The eight tracks for Paketo Wilson’s debut album were recorded at Harry J’s Recording Studio with players of instruments being Eric Samuels (drums), Bassie Star (bass), Daniel Ried (rhythm guitar), Lascelles Dunkley (lead guitar), Cedric Samuels (piano), Veron Sutherland (organ), Bobby Ellis (trumpet), and Headley Bennett (saxophone). These eight musicians have done a superb job by providing the singer with high-quality backdrops with basslines that unfold in a great way. Furthermore, the horns play of the two ace Jamaican hornsmen make a special blend and sound very nice to the ears. They certainly add an extra appealing feel and vibe to some of the tracks.
Throughout the album, the cultural roots singer mostly tackles the common roots reggae topics such as spirituality & religion; love, peace & unity; and poverty & struggles. Next to his distinctive voice, Paketo Wilson’s songwriting on 7 out of 8 tracks isn’t too bad either. (Only Jardan Dance wasn’t written by himself but by Trevor Davis). The title track, Praise Him, is one of the album’s best and an excellent way to get things going. Jardan Dance just catches a nice joy from inception which lasts throughout. Next comes One Love Foundation, a prime example of how effective and satisfying good roots reggae can be. This also goes for the matching sufferer’s tune My Daily Bread, which rounds off a totally satisfying first side of the vinyl platter.
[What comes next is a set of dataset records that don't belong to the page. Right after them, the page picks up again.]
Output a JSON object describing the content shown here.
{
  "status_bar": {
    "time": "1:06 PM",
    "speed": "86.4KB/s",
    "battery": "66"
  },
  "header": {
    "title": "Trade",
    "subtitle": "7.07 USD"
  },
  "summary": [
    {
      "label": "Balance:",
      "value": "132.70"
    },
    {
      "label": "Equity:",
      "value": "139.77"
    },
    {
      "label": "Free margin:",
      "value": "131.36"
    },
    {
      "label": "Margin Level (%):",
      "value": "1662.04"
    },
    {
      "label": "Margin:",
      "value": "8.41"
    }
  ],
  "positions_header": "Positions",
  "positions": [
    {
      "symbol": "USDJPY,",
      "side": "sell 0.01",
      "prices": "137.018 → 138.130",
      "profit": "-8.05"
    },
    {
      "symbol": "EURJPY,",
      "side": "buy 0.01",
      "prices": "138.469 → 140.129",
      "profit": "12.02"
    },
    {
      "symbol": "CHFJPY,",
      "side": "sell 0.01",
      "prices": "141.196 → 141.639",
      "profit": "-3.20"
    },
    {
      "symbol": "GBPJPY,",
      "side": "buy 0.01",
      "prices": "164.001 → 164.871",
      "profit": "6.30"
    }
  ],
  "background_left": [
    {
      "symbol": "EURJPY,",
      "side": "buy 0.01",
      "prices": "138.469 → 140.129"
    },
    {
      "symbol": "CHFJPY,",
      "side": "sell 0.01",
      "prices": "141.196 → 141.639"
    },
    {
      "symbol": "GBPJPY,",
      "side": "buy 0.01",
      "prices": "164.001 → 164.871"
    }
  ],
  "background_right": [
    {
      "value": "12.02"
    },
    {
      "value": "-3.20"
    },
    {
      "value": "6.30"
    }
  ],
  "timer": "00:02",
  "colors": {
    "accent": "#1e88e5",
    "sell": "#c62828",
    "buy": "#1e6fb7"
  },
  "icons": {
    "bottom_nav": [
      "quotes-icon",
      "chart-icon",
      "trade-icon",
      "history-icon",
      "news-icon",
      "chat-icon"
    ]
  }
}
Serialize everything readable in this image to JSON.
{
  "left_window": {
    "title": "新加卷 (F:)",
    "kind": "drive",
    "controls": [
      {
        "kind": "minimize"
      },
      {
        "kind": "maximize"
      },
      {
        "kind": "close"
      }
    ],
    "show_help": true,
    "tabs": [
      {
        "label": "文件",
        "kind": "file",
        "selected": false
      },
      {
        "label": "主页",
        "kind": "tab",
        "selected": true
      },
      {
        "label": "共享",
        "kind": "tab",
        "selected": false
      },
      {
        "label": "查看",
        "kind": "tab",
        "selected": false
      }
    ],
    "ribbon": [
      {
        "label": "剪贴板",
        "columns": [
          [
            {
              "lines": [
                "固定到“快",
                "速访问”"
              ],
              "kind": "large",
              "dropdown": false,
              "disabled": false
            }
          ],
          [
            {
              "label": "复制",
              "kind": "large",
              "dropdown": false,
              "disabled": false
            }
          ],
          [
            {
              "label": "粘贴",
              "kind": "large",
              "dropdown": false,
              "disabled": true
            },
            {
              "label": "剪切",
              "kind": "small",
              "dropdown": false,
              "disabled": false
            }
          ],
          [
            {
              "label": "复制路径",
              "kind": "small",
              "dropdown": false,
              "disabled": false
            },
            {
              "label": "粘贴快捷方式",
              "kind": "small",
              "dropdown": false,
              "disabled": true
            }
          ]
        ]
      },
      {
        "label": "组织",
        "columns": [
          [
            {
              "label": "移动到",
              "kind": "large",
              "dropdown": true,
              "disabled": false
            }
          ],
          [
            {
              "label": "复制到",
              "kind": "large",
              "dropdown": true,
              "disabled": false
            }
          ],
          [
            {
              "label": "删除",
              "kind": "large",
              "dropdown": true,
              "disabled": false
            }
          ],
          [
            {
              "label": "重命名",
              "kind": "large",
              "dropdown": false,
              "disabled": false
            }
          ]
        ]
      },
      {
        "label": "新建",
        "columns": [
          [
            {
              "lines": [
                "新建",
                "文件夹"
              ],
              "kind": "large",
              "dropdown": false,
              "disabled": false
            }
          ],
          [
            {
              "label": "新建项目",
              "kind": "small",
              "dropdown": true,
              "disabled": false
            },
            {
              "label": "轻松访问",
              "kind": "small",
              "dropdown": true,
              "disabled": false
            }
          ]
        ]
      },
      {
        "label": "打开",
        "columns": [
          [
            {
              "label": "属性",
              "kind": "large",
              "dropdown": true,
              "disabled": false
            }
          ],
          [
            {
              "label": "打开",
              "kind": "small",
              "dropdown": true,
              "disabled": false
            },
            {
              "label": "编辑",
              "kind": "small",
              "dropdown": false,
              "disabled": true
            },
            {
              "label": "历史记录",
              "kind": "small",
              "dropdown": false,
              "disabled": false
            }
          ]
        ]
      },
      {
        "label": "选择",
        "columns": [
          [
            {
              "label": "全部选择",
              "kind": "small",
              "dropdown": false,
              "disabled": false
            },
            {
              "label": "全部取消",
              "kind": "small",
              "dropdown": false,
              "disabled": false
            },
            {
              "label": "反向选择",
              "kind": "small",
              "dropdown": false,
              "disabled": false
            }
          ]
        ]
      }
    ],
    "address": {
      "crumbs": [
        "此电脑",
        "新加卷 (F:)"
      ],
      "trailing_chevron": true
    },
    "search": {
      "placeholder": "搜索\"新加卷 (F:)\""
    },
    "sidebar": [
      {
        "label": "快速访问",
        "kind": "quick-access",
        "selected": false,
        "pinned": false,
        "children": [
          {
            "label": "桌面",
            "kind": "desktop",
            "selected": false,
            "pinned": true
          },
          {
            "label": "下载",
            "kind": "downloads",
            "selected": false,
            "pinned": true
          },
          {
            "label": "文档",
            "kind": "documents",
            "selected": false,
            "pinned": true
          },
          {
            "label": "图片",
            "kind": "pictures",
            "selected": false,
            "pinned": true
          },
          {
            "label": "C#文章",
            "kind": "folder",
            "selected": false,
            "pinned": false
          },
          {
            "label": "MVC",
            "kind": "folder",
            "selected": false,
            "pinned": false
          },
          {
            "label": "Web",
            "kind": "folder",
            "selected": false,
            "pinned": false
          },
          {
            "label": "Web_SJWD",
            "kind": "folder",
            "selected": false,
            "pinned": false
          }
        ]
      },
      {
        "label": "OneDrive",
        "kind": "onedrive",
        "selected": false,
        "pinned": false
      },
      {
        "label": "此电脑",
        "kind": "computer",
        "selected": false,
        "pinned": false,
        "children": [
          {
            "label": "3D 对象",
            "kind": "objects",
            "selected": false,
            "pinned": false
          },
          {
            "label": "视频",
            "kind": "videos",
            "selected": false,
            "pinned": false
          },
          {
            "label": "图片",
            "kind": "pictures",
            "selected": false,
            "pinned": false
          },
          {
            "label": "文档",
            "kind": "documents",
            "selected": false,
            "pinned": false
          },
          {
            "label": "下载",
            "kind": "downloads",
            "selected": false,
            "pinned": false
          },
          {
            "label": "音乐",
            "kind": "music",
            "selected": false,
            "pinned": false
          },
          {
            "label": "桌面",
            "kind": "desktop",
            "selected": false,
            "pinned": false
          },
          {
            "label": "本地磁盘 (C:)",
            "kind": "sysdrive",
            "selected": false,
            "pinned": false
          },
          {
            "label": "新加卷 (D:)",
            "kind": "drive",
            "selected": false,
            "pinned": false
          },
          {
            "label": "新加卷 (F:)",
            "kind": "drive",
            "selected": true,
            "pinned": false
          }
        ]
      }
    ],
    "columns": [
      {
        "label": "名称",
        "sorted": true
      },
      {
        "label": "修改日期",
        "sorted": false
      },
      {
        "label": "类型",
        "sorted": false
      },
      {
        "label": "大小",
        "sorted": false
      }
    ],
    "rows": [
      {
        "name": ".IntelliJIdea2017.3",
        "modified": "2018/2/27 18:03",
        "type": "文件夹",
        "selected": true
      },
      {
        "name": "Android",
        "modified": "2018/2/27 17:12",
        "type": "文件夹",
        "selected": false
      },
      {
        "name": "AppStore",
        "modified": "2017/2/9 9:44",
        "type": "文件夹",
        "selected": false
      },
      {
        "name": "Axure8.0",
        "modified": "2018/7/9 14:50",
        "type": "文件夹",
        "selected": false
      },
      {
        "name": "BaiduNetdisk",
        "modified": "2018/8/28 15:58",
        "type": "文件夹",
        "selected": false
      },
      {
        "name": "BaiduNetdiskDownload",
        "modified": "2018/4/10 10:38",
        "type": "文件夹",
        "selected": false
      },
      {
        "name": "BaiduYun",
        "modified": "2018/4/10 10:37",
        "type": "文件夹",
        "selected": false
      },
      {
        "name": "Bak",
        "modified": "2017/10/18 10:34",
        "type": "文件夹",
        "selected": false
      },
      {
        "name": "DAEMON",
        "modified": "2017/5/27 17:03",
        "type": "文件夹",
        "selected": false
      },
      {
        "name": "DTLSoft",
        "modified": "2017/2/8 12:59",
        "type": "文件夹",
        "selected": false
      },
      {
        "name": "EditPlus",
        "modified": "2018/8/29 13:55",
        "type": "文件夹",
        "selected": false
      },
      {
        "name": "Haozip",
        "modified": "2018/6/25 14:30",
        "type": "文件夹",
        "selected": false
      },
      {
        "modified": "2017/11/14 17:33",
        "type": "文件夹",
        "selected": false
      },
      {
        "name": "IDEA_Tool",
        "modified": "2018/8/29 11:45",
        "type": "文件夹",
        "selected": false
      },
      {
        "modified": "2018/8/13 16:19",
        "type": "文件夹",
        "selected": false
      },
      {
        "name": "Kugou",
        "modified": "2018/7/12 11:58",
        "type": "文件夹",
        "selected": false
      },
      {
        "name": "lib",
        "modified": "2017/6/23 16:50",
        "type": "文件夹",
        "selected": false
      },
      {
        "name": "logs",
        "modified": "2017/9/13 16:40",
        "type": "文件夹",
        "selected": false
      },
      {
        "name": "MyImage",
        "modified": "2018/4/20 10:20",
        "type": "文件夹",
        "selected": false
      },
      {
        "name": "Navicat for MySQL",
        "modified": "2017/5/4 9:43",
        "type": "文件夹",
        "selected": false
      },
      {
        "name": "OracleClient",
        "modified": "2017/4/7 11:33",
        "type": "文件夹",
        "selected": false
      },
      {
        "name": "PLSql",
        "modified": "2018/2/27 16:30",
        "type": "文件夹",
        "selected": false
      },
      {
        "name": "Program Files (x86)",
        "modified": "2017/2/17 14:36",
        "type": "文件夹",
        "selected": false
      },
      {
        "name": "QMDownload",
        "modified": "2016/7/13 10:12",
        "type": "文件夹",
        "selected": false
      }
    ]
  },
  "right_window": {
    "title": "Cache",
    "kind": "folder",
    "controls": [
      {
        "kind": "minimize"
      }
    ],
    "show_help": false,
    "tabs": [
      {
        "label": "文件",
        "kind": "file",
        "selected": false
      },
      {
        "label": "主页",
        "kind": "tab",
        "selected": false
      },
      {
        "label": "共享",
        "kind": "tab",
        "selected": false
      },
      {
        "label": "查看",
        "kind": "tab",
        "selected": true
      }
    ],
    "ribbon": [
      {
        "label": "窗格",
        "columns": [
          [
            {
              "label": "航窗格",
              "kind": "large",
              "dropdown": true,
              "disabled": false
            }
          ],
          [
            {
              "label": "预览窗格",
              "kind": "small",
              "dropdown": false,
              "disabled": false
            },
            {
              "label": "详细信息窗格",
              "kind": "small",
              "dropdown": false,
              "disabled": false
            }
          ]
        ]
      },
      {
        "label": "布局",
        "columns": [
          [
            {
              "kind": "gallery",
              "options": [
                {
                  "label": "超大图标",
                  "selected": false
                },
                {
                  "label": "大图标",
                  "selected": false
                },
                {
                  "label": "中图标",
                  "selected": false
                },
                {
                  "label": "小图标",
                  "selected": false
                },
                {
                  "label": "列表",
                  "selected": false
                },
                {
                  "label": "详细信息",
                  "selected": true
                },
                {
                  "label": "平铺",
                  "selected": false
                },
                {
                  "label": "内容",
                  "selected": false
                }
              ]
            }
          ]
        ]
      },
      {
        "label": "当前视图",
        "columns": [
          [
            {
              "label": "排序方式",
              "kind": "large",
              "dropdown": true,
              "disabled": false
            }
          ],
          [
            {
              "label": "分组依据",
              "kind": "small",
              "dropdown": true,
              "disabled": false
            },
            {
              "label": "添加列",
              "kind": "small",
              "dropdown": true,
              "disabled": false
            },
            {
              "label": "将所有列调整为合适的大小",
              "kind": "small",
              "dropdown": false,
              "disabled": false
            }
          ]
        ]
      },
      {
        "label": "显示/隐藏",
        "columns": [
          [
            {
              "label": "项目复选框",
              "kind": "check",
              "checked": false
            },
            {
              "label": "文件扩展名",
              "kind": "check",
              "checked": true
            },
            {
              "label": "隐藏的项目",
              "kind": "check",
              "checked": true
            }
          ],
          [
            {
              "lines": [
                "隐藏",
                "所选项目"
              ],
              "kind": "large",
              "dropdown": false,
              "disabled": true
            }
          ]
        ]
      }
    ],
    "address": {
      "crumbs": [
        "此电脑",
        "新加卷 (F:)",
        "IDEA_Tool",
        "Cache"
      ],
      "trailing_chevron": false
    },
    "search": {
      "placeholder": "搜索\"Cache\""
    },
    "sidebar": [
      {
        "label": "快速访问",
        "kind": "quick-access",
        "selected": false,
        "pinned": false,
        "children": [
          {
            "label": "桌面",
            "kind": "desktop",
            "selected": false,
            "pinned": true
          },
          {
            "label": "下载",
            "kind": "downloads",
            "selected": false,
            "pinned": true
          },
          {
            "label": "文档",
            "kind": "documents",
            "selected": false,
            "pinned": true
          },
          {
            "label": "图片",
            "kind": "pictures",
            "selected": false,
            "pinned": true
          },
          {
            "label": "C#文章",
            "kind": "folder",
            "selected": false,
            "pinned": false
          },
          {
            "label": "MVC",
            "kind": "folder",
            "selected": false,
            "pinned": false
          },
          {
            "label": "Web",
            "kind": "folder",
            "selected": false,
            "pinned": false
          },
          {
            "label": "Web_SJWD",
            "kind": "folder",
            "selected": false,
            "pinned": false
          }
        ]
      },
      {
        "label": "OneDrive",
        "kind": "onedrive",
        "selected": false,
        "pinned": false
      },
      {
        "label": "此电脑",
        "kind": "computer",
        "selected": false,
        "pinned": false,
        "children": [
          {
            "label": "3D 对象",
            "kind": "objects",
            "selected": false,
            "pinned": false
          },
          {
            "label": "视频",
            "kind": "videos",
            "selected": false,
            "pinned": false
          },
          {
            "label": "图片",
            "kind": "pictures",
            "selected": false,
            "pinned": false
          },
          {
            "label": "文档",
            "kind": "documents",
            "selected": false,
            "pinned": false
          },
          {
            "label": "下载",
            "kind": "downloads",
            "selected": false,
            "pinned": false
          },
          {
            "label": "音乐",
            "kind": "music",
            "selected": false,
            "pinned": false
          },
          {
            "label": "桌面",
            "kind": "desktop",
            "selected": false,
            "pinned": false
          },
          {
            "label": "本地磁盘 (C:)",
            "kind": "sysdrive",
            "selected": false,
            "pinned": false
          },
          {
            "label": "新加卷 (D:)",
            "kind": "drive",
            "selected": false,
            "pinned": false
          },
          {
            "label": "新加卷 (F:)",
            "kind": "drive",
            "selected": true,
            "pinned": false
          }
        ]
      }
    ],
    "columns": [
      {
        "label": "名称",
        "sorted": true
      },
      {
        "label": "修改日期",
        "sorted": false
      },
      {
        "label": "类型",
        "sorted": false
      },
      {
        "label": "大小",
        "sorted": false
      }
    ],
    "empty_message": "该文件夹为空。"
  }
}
The other side opens with yet another huge tune. The heartfelt sung Lonely World is a very impressive offering that deserves full attention. The nice sounding Gracie and the last track, Come Shake With Me, are sweet sounding lovers pieces worth hearing. In between the listener is treated to a great tune called Jump For Joy. Although lyrically not going all the way, musically this one is a real scorcher. After having played for just under 21 minutes, this short but nevertheless worthwhile classic album of very good quality comes to an end.